## EXCERPTED DATA
---+---
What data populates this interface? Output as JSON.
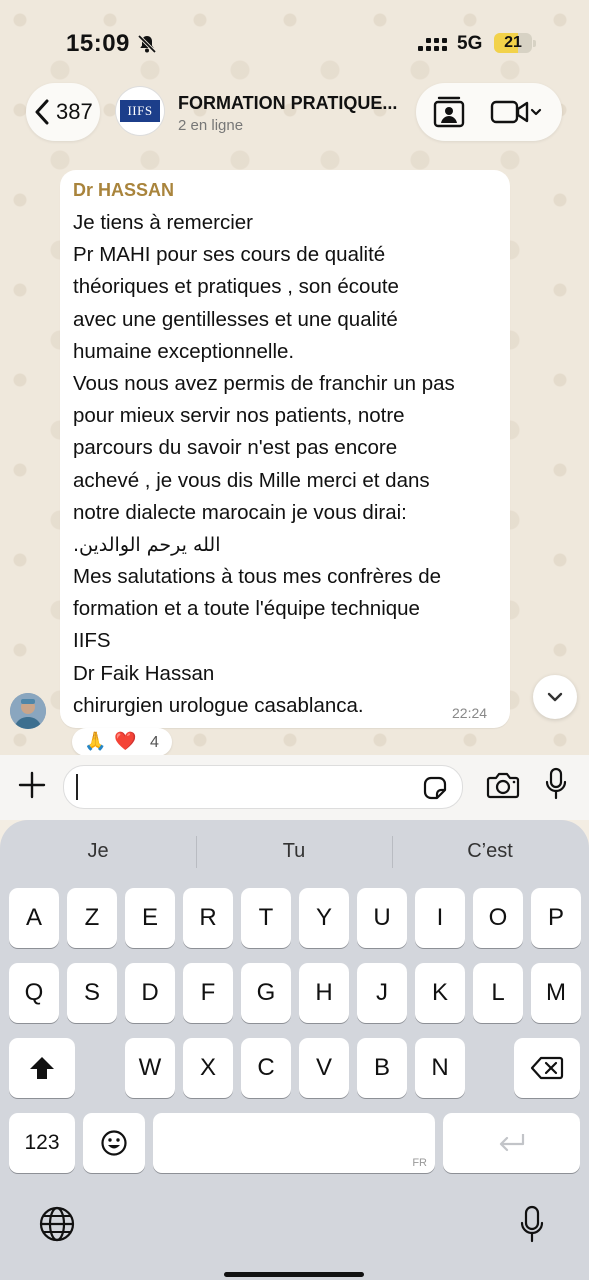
{
  "status_bar": {
    "time": "15:09",
    "network": "5G",
    "battery_level": "21",
    "icons": [
      "bell-off-icon",
      "signal-icon",
      "battery-icon"
    ]
  },
  "header": {
    "back_count": "387",
    "group_logo": "IIFS",
    "group_title": "FORMATION PRATIQUE...",
    "online_status": "2 en ligne",
    "icons": [
      "chevron-left-icon",
      "contact-card-icon",
      "video-camera-icon",
      "chevron-down-icon"
    ]
  },
  "message": {
    "sender": "Dr HASSAN",
    "sender_color": "#a9843c",
    "lines": [
      "Je tiens à remercier",
      "Pr MAHI  pour ses cours de qualité",
      "théoriques et pratiques , son écoute",
      "avec une gentillesses et une qualité",
      "humaine  exceptionnelle.",
      "Vous nous avez permis de franchir un pas",
      "pour mieux servir nos patients, notre",
      "parcours du savoir  n'est pas encore",
      "achevé   , je vous  dis Mille merci et dans",
      "notre dialecte  marocain je vous dirai:",
      "الله يرحم الوالدين.",
      "Mes salutations à tous mes confrères de",
      "formation et a toute l'équipe technique",
      "IIFS",
      "Dr Faik Hassan",
      "chirurgien urologue casablanca."
    ],
    "time": "22:24",
    "reactions": {
      "emojis": [
        "🙏",
        "❤️"
      ],
      "count": "4"
    }
  },
  "composer": {
    "placeholder": "",
    "icons": [
      "plus-icon",
      "sticker-icon",
      "camera-icon",
      "microphone-icon"
    ]
  },
  "keyboard": {
    "suggestions": [
      "Je",
      "Tu",
      "C’est"
    ],
    "row1": [
      "A",
      "Z",
      "E",
      "R",
      "T",
      "Y",
      "U",
      "I",
      "O",
      "P"
    ],
    "row2": [
      "Q",
      "S",
      "D",
      "F",
      "G",
      "H",
      "J",
      "K",
      "L",
      "M"
    ],
    "row3": [
      "W",
      "X",
      "C",
      "V",
      "B",
      "N"
    ],
    "numbers_label": "123",
    "space_lang": "FR",
    "icons": [
      "shift-icon",
      "backspace-icon",
      "emoji-icon",
      "return-icon",
      "globe-icon",
      "dictation-icon"
    ]
  }
}
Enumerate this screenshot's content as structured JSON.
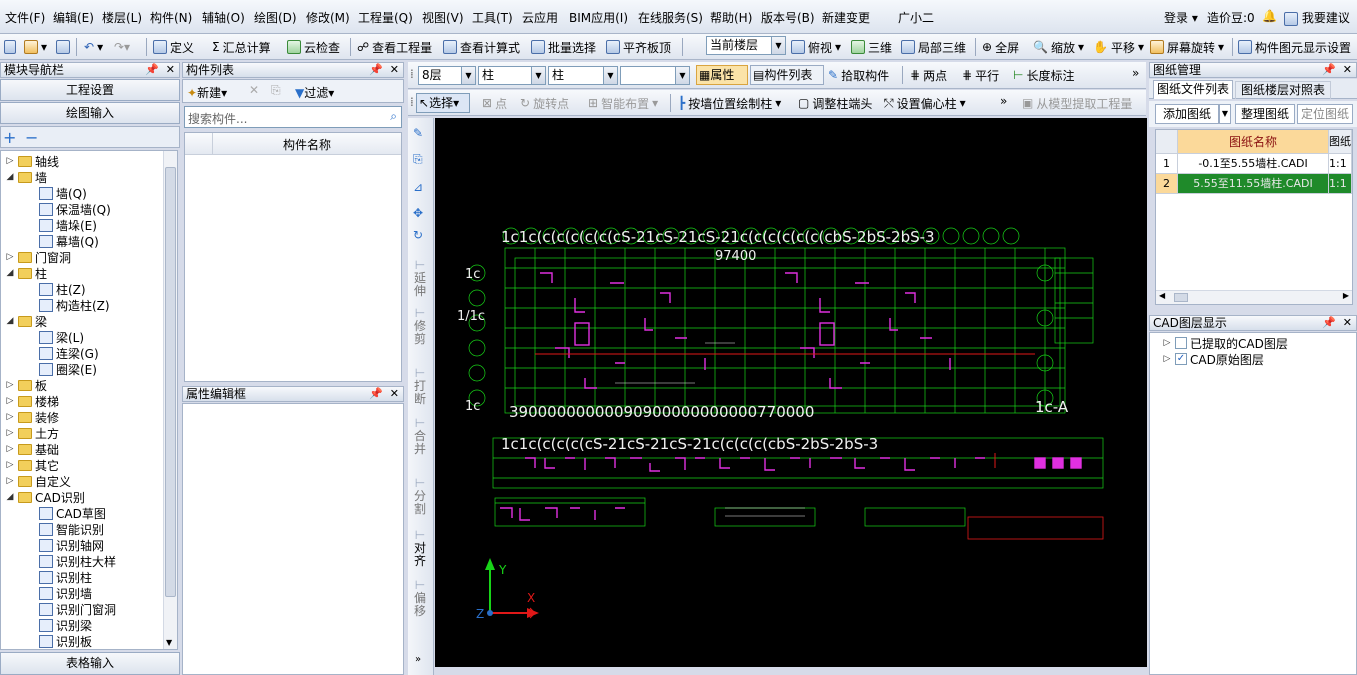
{
  "menu": [
    "文件(F)",
    "编辑(E)",
    "楼层(L)",
    "构件(N)",
    "辅轴(O)",
    "绘图(D)",
    "修改(M)",
    "工程量(Q)",
    "视图(V)",
    "工具(T)",
    "云应用",
    "BIM应用(I)",
    "在线服务(S)",
    "帮助(H)",
    "版本号(B)",
    "新建变更",
    "广小二"
  ],
  "menu_right": {
    "login": "登录",
    "price_bean": "造价豆:0",
    "suggest": "我要建议"
  },
  "toolbar": {
    "define": "定义",
    "sum_calc": "汇总计算",
    "cloud_check": "云检查",
    "view_qty": "查看工程量",
    "view_formula": "查看计算式",
    "batch_select": "批量选择",
    "align_top": "平齐板顶",
    "floor_combo": "当前楼层",
    "top_view": "俯视",
    "three_d": "三维",
    "local_3d": "局部三维",
    "fullscreen": "全屏",
    "zoom": "缩放",
    "pan": "平移",
    "rotate": "屏幕旋转",
    "display_settings": "构件图元显示设置"
  },
  "nav": {
    "title": "模块导航栏",
    "project_settings": "工程设置",
    "drawing_input": "绘图输入",
    "table_input": "表格输入",
    "tree": [
      {
        "label": "轴线",
        "level": 0,
        "type": "folder",
        "state": "closed"
      },
      {
        "label": "墙",
        "level": 0,
        "type": "folder",
        "state": "open"
      },
      {
        "label": "墙(Q)",
        "level": 1,
        "type": "leaf"
      },
      {
        "label": "保温墙(Q)",
        "level": 1,
        "type": "leaf"
      },
      {
        "label": "墙垛(E)",
        "level": 1,
        "type": "leaf"
      },
      {
        "label": "幕墙(Q)",
        "level": 1,
        "type": "leaf"
      },
      {
        "label": "门窗洞",
        "level": 0,
        "type": "folder",
        "state": "closed"
      },
      {
        "label": "柱",
        "level": 0,
        "type": "folder",
        "state": "open"
      },
      {
        "label": "柱(Z)",
        "level": 1,
        "type": "leaf"
      },
      {
        "label": "构造柱(Z)",
        "level": 1,
        "type": "leaf"
      },
      {
        "label": "梁",
        "level": 0,
        "type": "folder",
        "state": "open"
      },
      {
        "label": "梁(L)",
        "level": 1,
        "type": "leaf"
      },
      {
        "label": "连梁(G)",
        "level": 1,
        "type": "leaf"
      },
      {
        "label": "圈梁(E)",
        "level": 1,
        "type": "leaf"
      },
      {
        "label": "板",
        "level": 0,
        "type": "folder",
        "state": "closed"
      },
      {
        "label": "楼梯",
        "level": 0,
        "type": "folder",
        "state": "closed"
      },
      {
        "label": "装修",
        "level": 0,
        "type": "folder",
        "state": "closed"
      },
      {
        "label": "土方",
        "level": 0,
        "type": "folder",
        "state": "closed"
      },
      {
        "label": "基础",
        "level": 0,
        "type": "folder",
        "state": "closed"
      },
      {
        "label": "其它",
        "level": 0,
        "type": "folder",
        "state": "closed"
      },
      {
        "label": "自定义",
        "level": 0,
        "type": "folder",
        "state": "closed"
      },
      {
        "label": "CAD识别",
        "level": 0,
        "type": "folder",
        "state": "open"
      },
      {
        "label": "CAD草图",
        "level": 1,
        "type": "leaf"
      },
      {
        "label": "智能识别",
        "level": 1,
        "type": "leaf"
      },
      {
        "label": "识别轴网",
        "level": 1,
        "type": "leaf"
      },
      {
        "label": "识别柱大样",
        "level": 1,
        "type": "leaf"
      },
      {
        "label": "识别柱",
        "level": 1,
        "type": "leaf"
      },
      {
        "label": "识别墙",
        "level": 1,
        "type": "leaf"
      },
      {
        "label": "识别门窗洞",
        "level": 1,
        "type": "leaf"
      },
      {
        "label": "识别梁",
        "level": 1,
        "type": "leaf"
      },
      {
        "label": "识别板",
        "level": 1,
        "type": "leaf"
      }
    ]
  },
  "component_list": {
    "title": "构件列表",
    "new": "新建",
    "filter": "过滤",
    "search_placeholder": "搜索构件...",
    "col_name": "构件名称"
  },
  "property_editor": {
    "title": "属性编辑框"
  },
  "draw_toolbar": {
    "floor": "8层",
    "type1": "柱",
    "type2": "柱",
    "type3": "",
    "props": "属性",
    "comp_list": "构件列表",
    "pick": "拾取构件",
    "two_points": "两点",
    "parallel": "平行",
    "length_dim": "长度标注",
    "select": "选择",
    "point": "点",
    "rotate_point": "旋转点",
    "smart_place": "智能布置",
    "draw_by_wall": "按墙位置绘制柱",
    "adjust_col_end": "调整柱端头",
    "set_offset": "设置偏心柱",
    "extract_from_model": "从模型提取工程量"
  },
  "vertical_tools": [
    "延伸",
    "修剪",
    "打断",
    "合并",
    "分割",
    "对齐",
    "偏移"
  ],
  "drawing_mgr": {
    "title": "图纸管理",
    "tab1": "图纸文件列表",
    "tab2": "图纸楼层对照表",
    "add": "添加图纸",
    "organize": "整理图纸",
    "locate": "定位图纸",
    "col_name": "图纸名称",
    "col_ratio": "图纸",
    "rows": [
      {
        "index": "1",
        "name": "-0.1至5.55墙柱.CADI",
        "ratio": "1:1"
      },
      {
        "index": "2",
        "name": "5.55至11.55墙柱.CADI",
        "ratio": "1:1"
      }
    ]
  },
  "cad_layers": {
    "title": "CAD图层显示",
    "items": [
      {
        "label": "已提取的CAD图层",
        "checked": false
      },
      {
        "label": "CAD原始图层",
        "checked": true
      }
    ]
  },
  "canvas": {
    "axis_y": "Y",
    "axis_x": "X",
    "axis_z": "Z",
    "dim_top": "97400",
    "label_a": "1c-A"
  }
}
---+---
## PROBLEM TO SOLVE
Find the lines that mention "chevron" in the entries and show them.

## FINISHED EXERCISE
      "chevron-left-icon",
      "chevron-down-icon"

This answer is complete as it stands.